Another wonderful day in Bogotá. I realized this morning for the first time that the sun comes up really early here, around 6am. The light shines in my window and given my earlier bedtimes of 9:30 or 10pm, I actually feel almost ready to crawl out of bed when the sun comes up. Unreal, I know.
Today I spent part of the day in another impoverished neighborhood of Bogotá known as San Nicolás. Because it took almost 2 hours to get out there, my work didn't really begin until 10am but it quickly became crazy. In two hours, I did brief physical exams on 25 children and 2 adults. My findings? Lots of malnutrition, runny noses, earwax and smiles. And one possible case of chicken pox which has apparently been going around down here. I assigned a 12 year old boy named Jaison to be my photographer for the morning and he proceeded to take his assignment quite seriously, taking some 140 photos on my camera. Here are some of the pictures:
Sometime around noon, the program coordinator Adaia pulled me away from the kids, shoved a plate of chickpeas and rice into my hands, and shuffled me upstairs where a group of some twenty women were eagerly waiting for a presentation on breast and vaginal health. The discussion was lively and the women were quick to participate with questions and stories.
A couple hours later, the women began to depart and we started shutting down the operation about 2:30pm. Why so early you might ask? Well today happened to be game day, and around 5pm Colombia would be playing Uruguay for a position in the World Cup. Apparently, when it's game day, the whole nations shuts down or, as Adaia put it, becomes “paralyzed.” Businesses close, children leave school early, traffic ceases, and the cafes, bars and sidewalks turn into a sea of yellow jerseys. Essentially, we had to leave San Nicolás early if we had any hope of catching a “buseta” back into town.
Let me pause here to give a little description of these busetas. As we piled into one on our way out of San Nicolás, I couldn't help but notice the driver's multi-tasking capabilities. I've often been chided in my car for driving a stick shift while eating an ice cream cone or talking on the phone. This driver was singlehandedly (ok, using both his hands) driving a standard transmission bus of some 20 people, stopping abruptly to let people on and off, AND working the cash register- providing change as people handed him bills and coins. And we think we have a texting and driving problem in the States? Watching this driver helped me clarify again why it is so terrifying to be a pedestrian crossing streets in Bogotá- drivers DO NOT stop just because you happen to be walking across the street. Probably because they're too busy making change.
Back to gameday. Upon arriving home with Maria Ines, we found Daniela in a stressed state about the impending game. We made an executive decision that it might be more fun to go out and have a beer while watching the game rather than piling on the bed in the bedroom in front of the TV. So, the three of us set off on foot to find a place to do just that. Easier said then done. Every place Maria Ines and Daniela had in mind was full with people pouring out the doors into the streets. Reminded me a bit of the Ohio State campus area on game day. Finally, we found a hidden bar with some empty tables and a questionably drunk bartender. Over some Colombian beer, chips and peanuts, we watched Colombia promptly lose to Uruguay 2-0.

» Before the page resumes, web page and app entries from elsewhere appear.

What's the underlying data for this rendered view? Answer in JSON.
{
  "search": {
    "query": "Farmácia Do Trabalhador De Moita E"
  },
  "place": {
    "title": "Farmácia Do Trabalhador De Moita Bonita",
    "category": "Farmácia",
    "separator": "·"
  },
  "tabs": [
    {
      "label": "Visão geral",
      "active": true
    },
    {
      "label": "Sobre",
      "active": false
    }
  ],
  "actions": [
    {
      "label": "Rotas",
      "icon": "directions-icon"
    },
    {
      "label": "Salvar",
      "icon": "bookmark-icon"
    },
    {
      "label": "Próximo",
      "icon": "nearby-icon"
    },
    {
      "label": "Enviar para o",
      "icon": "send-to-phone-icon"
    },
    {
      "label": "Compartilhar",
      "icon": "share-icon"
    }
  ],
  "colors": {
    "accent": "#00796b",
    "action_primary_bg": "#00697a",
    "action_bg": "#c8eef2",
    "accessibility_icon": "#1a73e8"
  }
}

Disappointed, we returned home to find Andrea waiting and decided now would be the perfect time to have a little dance party in the living room (have I mentioned these girls are my kind of women?). Merengue, salsa, cumbia, and even a little Texas two-stepping ensued.
Like I said, another wonderful day. I am so blessed.
Colombian words of the day:
“pola”= beer (or chela in Mexico)
“charro/a”= appearing bored or lazy
“jartar”= a more vulgar word for drinking
“gomela” o “play”= stuck-up/snobby